I’m Steve Davis and I want to talk about forgetting to do a business plan. Basically, forget it. Nobody reads it. Focus on your pitch deck. Your 10 to 12 to 15-page pitch deck, which will have all the components of a business plan, but instead of spending hours and hours writing paragraphs you can do it in bullet form. It allows you to fine-tune it much more quickly.
Pitch Decks Are More Effective Than Business Plans
Once you’re satisfied with it, then you can go to an executive summary easily. But in reality, nobody reads business plans anymore. You send a business plan to venture capitalist, it just gets put on the pile and it doesn’t get read. You send it to potential investors, it doesn’t get read. What they want to do is have an introduction, they want to hear your pitch, and that’s the way they make their decisions.
What is a Pitch Deck?
A pitch deck is a PowerPoint that has anywhere from 12 to 18 slides, which basically outline your entire business including what you’re looking for from a financing standpoint. Where companies go wrong, and I used to do this, being an ex-engineer, they put 1000 words on a slide. The thing is, most people don’t read it. You really want them to listen to you.
What Should Your Pitch Deck Contain?
So you want to have one or two major thoughts per slide, and maybe some statistics on it, again in very large type or in bullets. Preferably if you can find a graphic or a photo that reinforces it too. But think about your pitch deck as a green screen for you presenting, because you really want potential investors listening to you, and not reading the information off the screen.
If you know who Guy Kawasaki is, I’ve known Guy for 30 years, he’s got a couple of great things out there that you should learn before you actually pitch and put together your pitch deck. He’s got a pitch called “10, 20, 30”: 10 slides, 20 minutes long, 30-point type. You want to make it very easily readable. He also has two other slide decks I suggest you look at: “10 common lies entrepreneurs tell venture capitalists,” and “10 common lies venture capitalists tell entrepreneurs.” They’re all real. If you look at them, you’ll be able to find what you should and shouldn’t put in your pitch deck.
Practice Giving Great Presentations With Enthusiasm
Have a great time when you’re presenting. When you put your pitch deck together, practice is key, knowing the topic is key. The better you are at presenting it, the more comfortable you’re going to be, and if you’re comfortable it’s going to come across a lot better.
About Steve Davis
Stephen Davis, Principal and Founder of The CXO Advisory Group provides interim COO and VP Sales and Marketing services focused on improving the performance and profitability of emerging and established companies. Steve has worked with companies in North America, Europe and Asia to assist them in establishing US market operations, strategic alliances, joint ventures, business development and sales management. He has assisted clients with due diligence and preparation for venture financing.
Steve has more than 30 years experience as a senior executive, including COO and CMO with P&L responsibility in the computer, software, consumer electronics and Internet industries. Steve has successfully built, managed, and restructured numerous sales and marketing organizations. He has successfully developed new markets and has introduced over 300 new products into various industries.

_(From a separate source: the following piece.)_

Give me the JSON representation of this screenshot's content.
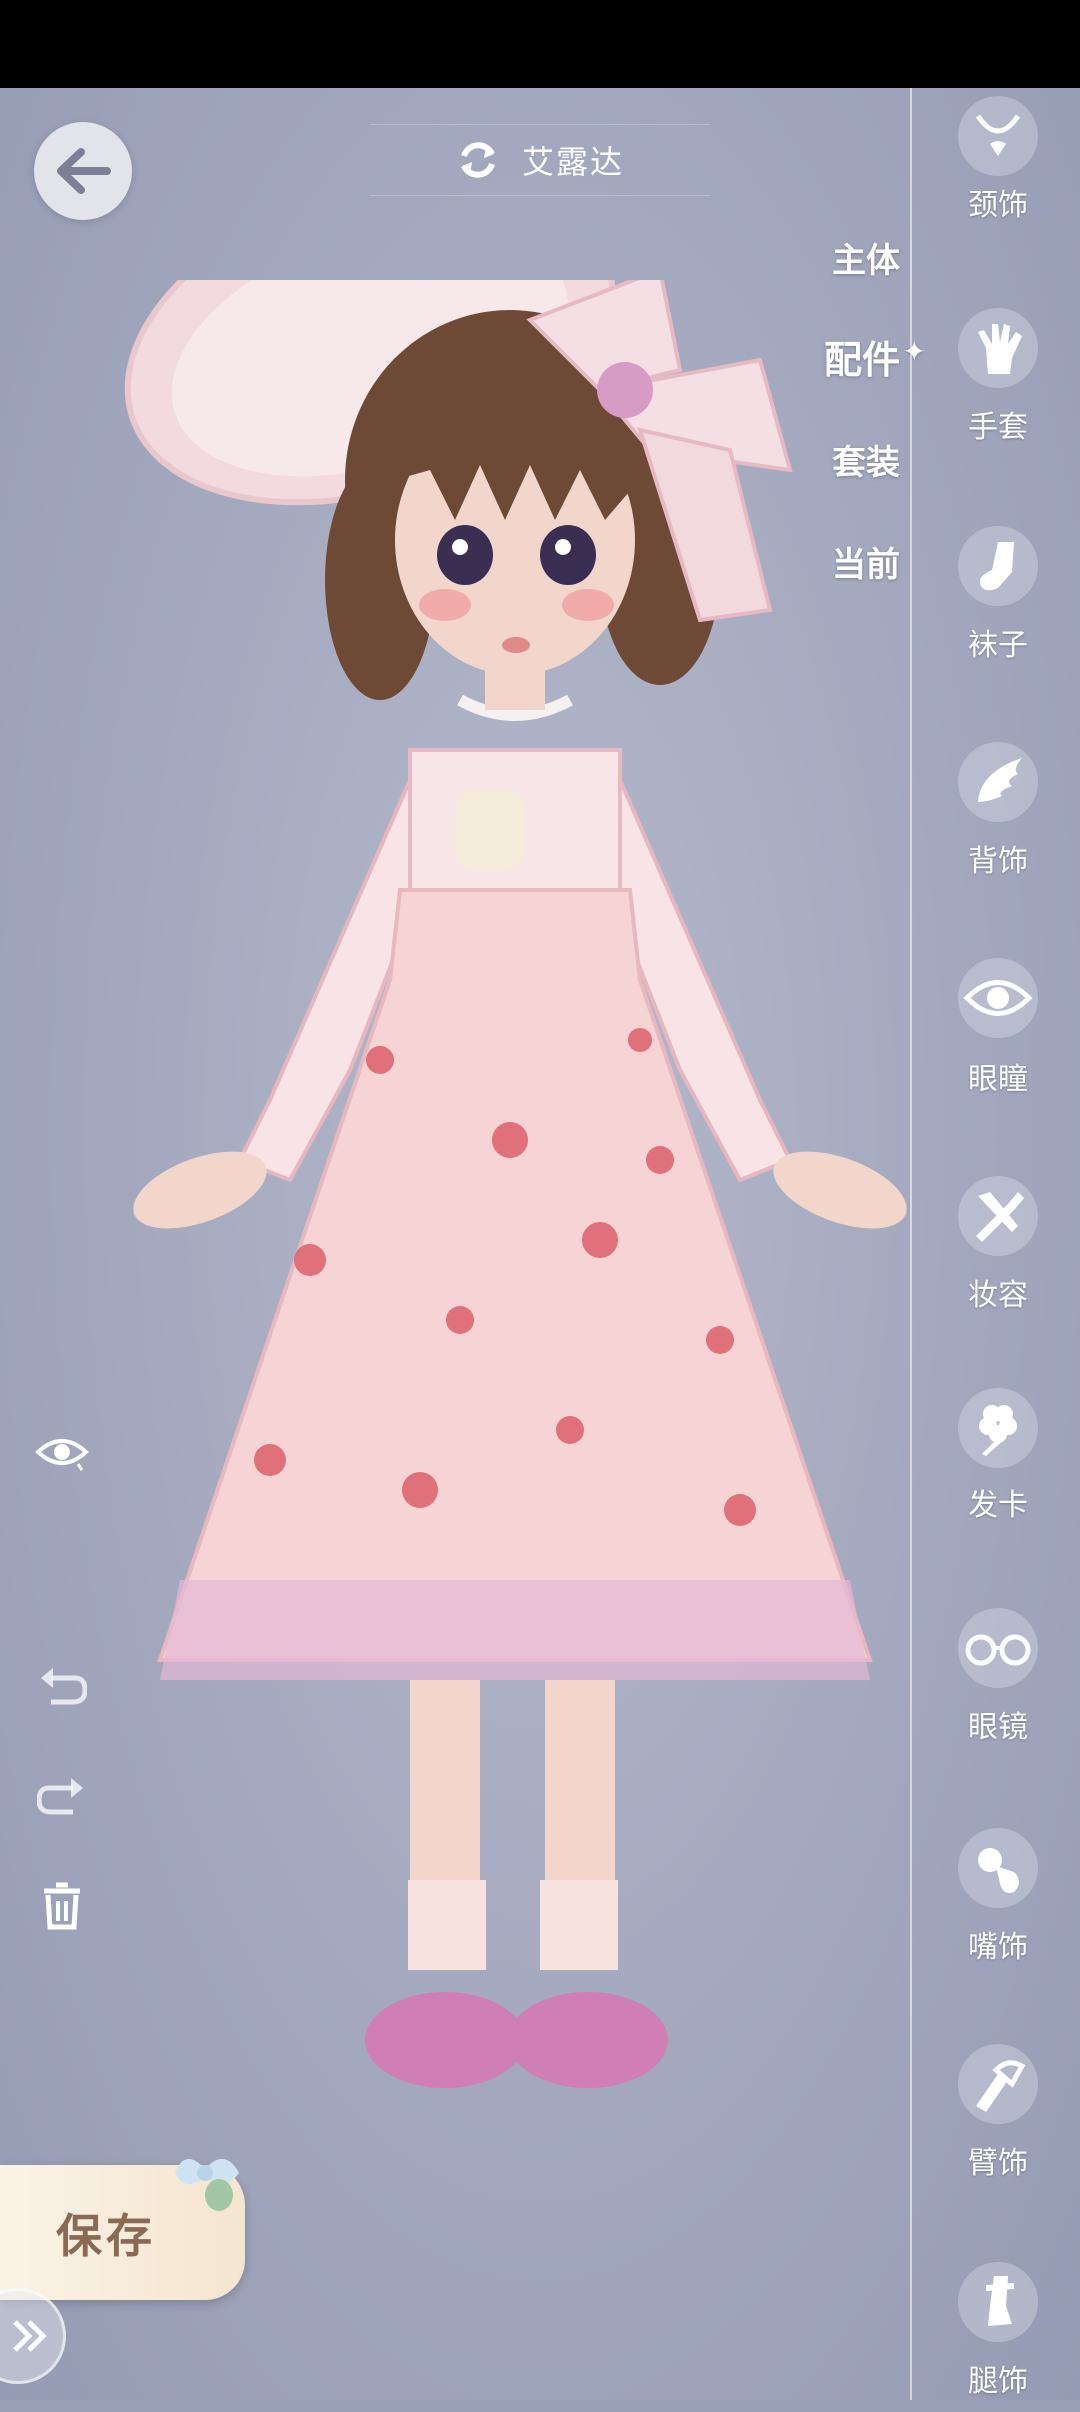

Steve is an industry pioneer whose visionary marketing and sales strategies were instrumental in two of the PC industry milestone products. Among his many successes he was responsible for introducing ATARI’s home computer and Corvus OMNINET, the PC industry’s first local area network.
In 1989, Steve founded the Davis Management Group, a company whose proprietary sales management and marketing methodology promoted growth in client’s revenue and profitability. He is an executive strategist and problem solver who conceives, plans and implements new business practices to produce measurable improvements in market position, revenues and profits. Previously, Steve spent 15 years in senior level positions at major corporations including Qualogy, Corvus Systems, Atari, IBM and GE.
Steve is active with many groups that support entrepreneurs. He is a frequent speaker and prolific writer on marketing and sales topics. Davis has given speeches at some of the leading business and technology forums and his articles have appeared in a variety of engineering and IT business publications.